One of Carroll’s child-friends, Enid Stevens, supplied these particulars for The Lewis Carroll Picture Book, published in 1899. “As I sat on Mr. Dodgson’s knee before the fire,” she wrote, “he used to make the creatures have long and very amusing conversations between themselves. The little creatures on the intervening tiles used to ‘squirm’ in at intervals. I think they suggested the ‘Little birds are feeding,’ &c., in ‘Sylvie and Bruno.'”

Unquote

http://commons.wikimedia.org/wiki/File:Gustav_III%27s_Visit_to_the_Konstakadamien_1780.jpg

“It is an interesting question how far men would retain their relative rank if they were divested of their clothes.” — Thoreau

Limericks

When you think of the hosts without no.
Who are slain by the deadly cuco.,
It’s quite a mistake
Of such food to partake,
It results in a permanent slo.

A young lady sings in our choir
Whose hair is the color of phoir,
But her charm is unique,
She has such a fair chique,
It is really a joy to be nhoir.

There once was a choleric colonel
Whose oaths were obscene and infolonel,
And the chaplain, aghast,
Gave up protest at last,
But wrote them all down in his jolonel.

— Anonymous

Home Made

http://commons.wikimedia.org/wiki/File:SearsHouse115.jpg

Sears used to sell houses by mail.
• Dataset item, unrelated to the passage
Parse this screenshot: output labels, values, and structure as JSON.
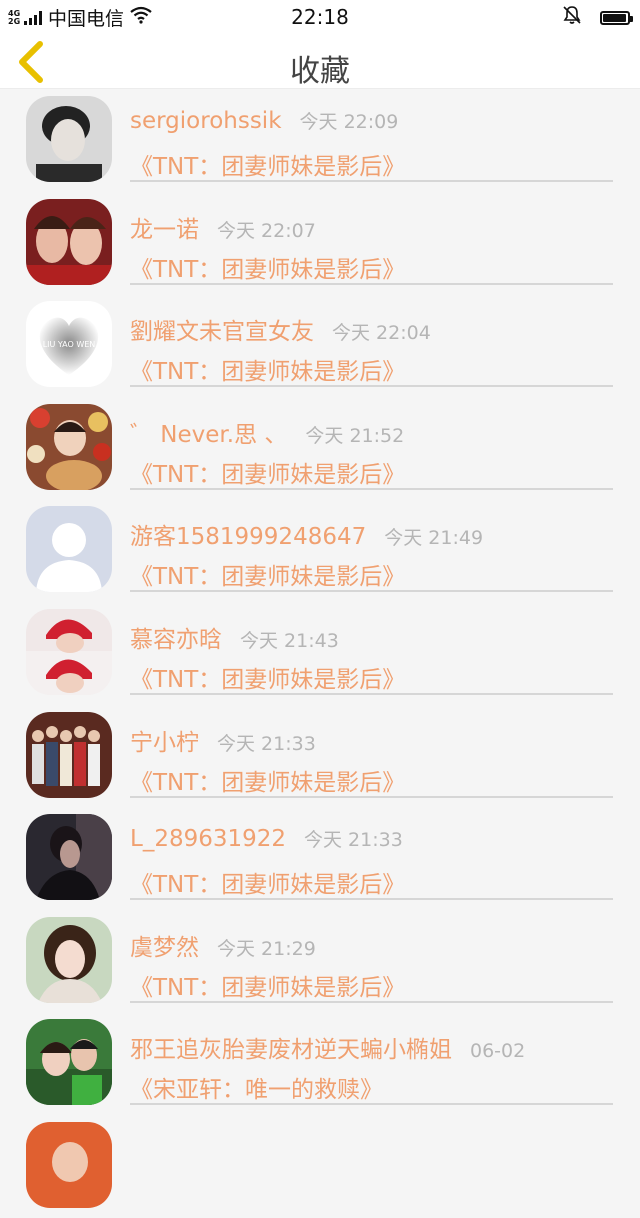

Between 1908 and 1940, about 75,000 American families bought kits that included everything necessary to construct a finished house, including nails, screws, shingles, windows, staircases, mantelpieces, and paint. All this would be delivered to the local railroad station, and the customer would assemble it with the help of friends (or, later, local contractors).

With 447 varieties and a wealth of options — customers could choose their own hardware, light fixtures, cabinets, bookcases, and telephone niches — Sears houses have no characteristic appearance. But it’s thought that most of them are still being lived in today.
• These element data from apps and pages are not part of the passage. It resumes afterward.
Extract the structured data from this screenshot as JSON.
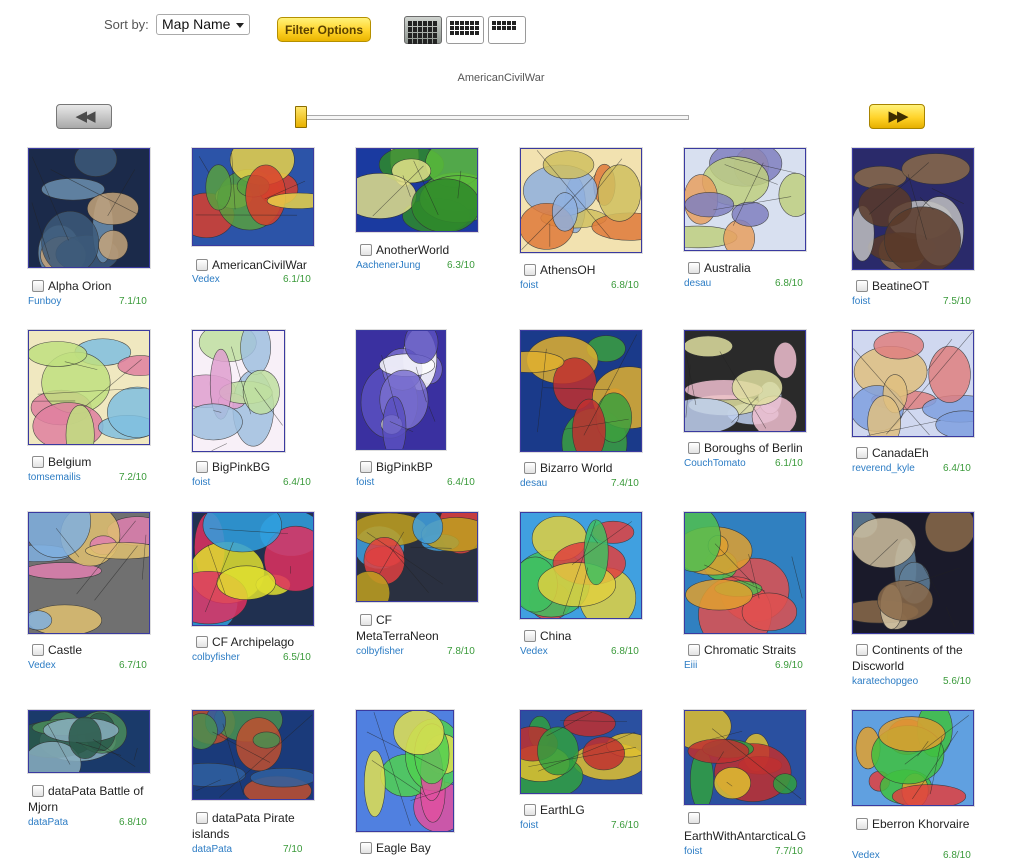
{
  "toolbar": {
    "sort_label": "Sort by:",
    "sort_value": "Map Name",
    "filter_label": "Filter Options",
    "view_buttons": [
      {
        "name": "large-grid-view",
        "active": true
      },
      {
        "name": "medium-grid-view",
        "active": false
      },
      {
        "name": "small-grid-view",
        "active": false
      }
    ]
  },
  "carousel": {
    "current_map": "AmericanCivilWar",
    "prev_glyph": "◀◀",
    "next_glyph": "▶▶",
    "slider_position": 0.0
  },
  "maps": [
    {
      "name": "Alpha Orion",
      "author": "Funboy",
      "rating": "7.1/10",
      "colors": [
        "#1b2a4a",
        "#6b8fb0",
        "#c4a37a",
        "#3c5a7a"
      ]
    },
    {
      "name": "AmericanCivilWar",
      "author": "Vedex",
      "rating": "6.1/10",
      "colors": [
        "#2c54a8",
        "#d8402d",
        "#e8d24a",
        "#58a040"
      ]
    },
    {
      "name": "AnotherWorld",
      "author": "AachenerJung",
      "rating": "6.3/10",
      "colors": [
        "#1a3aa0",
        "#5cbc3c",
        "#e2e08a",
        "#2f8a2a"
      ]
    },
    {
      "name": "AthensOH",
      "author": "foist",
      "rating": "6.8/10",
      "colors": [
        "#f2e2b0",
        "#e07a3a",
        "#8fb0e0",
        "#d0c060"
      ]
    },
    {
      "name": "Australia",
      "author": "desau",
      "rating": "6.8/10",
      "colors": [
        "#d8e0f0",
        "#e8a060",
        "#8080c0",
        "#c0d080"
      ]
    },
    {
      "name": "BeatineOT",
      "author": "foist",
      "rating": "7.5/10",
      "colors": [
        "#2a2a6a",
        "#8a6a4a",
        "#c0c0c0",
        "#5a3a2a"
      ]
    },
    {
      "name": "Belgium",
      "author": "tomsemailis",
      "rating": "7.2/10",
      "colors": [
        "#f0e8c0",
        "#e080a0",
        "#80c0e0",
        "#c0e080"
      ]
    },
    {
      "name": "BigPinkBG",
      "author": "foist",
      "rating": "6.4/10",
      "colors": [
        "#f8f0f8",
        "#e0a0d0",
        "#a0c0e0",
        "#c0e0a0"
      ]
    },
    {
      "name": "BigPinkBP",
      "author": "foist",
      "rating": "6.4/10",
      "colors": [
        "#3a30a0",
        "#7a70d0",
        "#ffffff",
        "#5a50c0"
      ]
    },
    {
      "name": "Bizarro World",
      "author": "desau",
      "rating": "7.4/10",
      "colors": [
        "#1a3a8a",
        "#3aa040",
        "#c03030",
        "#e0b030"
      ]
    },
    {
      "name": "Boroughs of Berlin",
      "author": "CouchTomato",
      "rating": "6.1/10",
      "colors": [
        "#2a2a2a",
        "#c0d0f0",
        "#f0c0d0",
        "#e0e0a0"
      ]
    },
    {
      "name": "CanadaEh",
      "author": "reverend_kyle",
      "rating": "6.4/10",
      "colors": [
        "#d0d8f0",
        "#e08080",
        "#80a0e0",
        "#e0c080"
      ]
    },
    {
      "name": "Castle",
      "author": "Vedex",
      "rating": "6.7/10",
      "colors": [
        "#707070",
        "#e080b0",
        "#80b0e0",
        "#e0c070"
      ]
    },
    {
      "name": "CF Archipelago",
      "author": "colbyfisher",
      "rating": "6.5/10",
      "colors": [
        "#203050",
        "#e03060",
        "#30a0e0",
        "#e0e030"
      ]
    },
    {
      "name": "CF MetaTerraNeon",
      "author": "colbyfisher",
      "rating": "7.8/10",
      "colors": [
        "#2a3040",
        "#e04040",
        "#40a0e0",
        "#c0a020"
      ]
    },
    {
      "name": "China",
      "author": "Vedex",
      "rating": "6.8/10",
      "colors": [
        "#40a0e0",
        "#e0d040",
        "#e04040",
        "#40c060"
      ]
    },
    {
      "name": "Chromatic Straits",
      "author": "Eiii",
      "rating": "6.9/10",
      "colors": [
        "#3080c0",
        "#e05050",
        "#50c050",
        "#e0a030"
      ]
    },
    {
      "name": "Continents of the Discworld",
      "author": "karatechopgeo",
      "rating": "5.6/10",
      "colors": [
        "#1a1a2a",
        "#60809a",
        "#d0c0a0",
        "#8a6a4a"
      ]
    },
    {
      "name": "dataPata Battle of Mjorn",
      "author": "dataPata",
      "rating": "6.8/10",
      "colors": [
        "#1a3a6a",
        "#4a8a5a",
        "#8ab0c0",
        "#2a5a4a"
      ]
    },
    {
      "name": "dataPata Pirate islands",
      "author": "dataPata",
      "rating": "7/10",
      "colors": [
        "#1a3a7a",
        "#c05030",
        "#4a9050",
        "#3060a0"
      ]
    },
    {
      "name": "Eagle Bay",
      "author": "",
      "rating": "",
      "colors": [
        "#5080e0",
        "#e050a0",
        "#50d050",
        "#e0e050"
      ]
    },
    {
      "name": "EarthLG",
      "author": "foist",
      "rating": "7.6/10",
      "colors": [
        "#2a50a0",
        "#e0c030",
        "#c03030",
        "#30a040"
      ]
    },
    {
      "name": "EarthWithAntarcticaLG",
      "author": "foist",
      "rating": "7.7/10",
      "colors": [
        "#2a50a0",
        "#e0c030",
        "#c03030",
        "#30a040"
      ]
    },
    {
      "name": "Eberron Khorvaire",
      "author": "Vedex",
      "rating": "6.8/10",
      "colors": [
        "#60a0e0",
        "#e04040",
        "#40c040",
        "#e0a030"
      ]
    }
  ]
}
Case Closed

Another French trial is related of a beggar who being famished went to the door of a victualing house and inhaled the smell of the dinner until refreshed. He was sued by the proprietor for the price of a dinner. He declared he had taken nothing but the plaintiff declared that he had been refreshed at his expense. The justice gave this case a study that might well be imitated by our superior judges and finally decided that as the defendant had been refreshed by the smell of the dinner, the proprietor ought to be compensated by hearing the jingle of the coins.

— H.C. Shurtleff, “The Grotesque in Law,” American Law Review, January-February 1920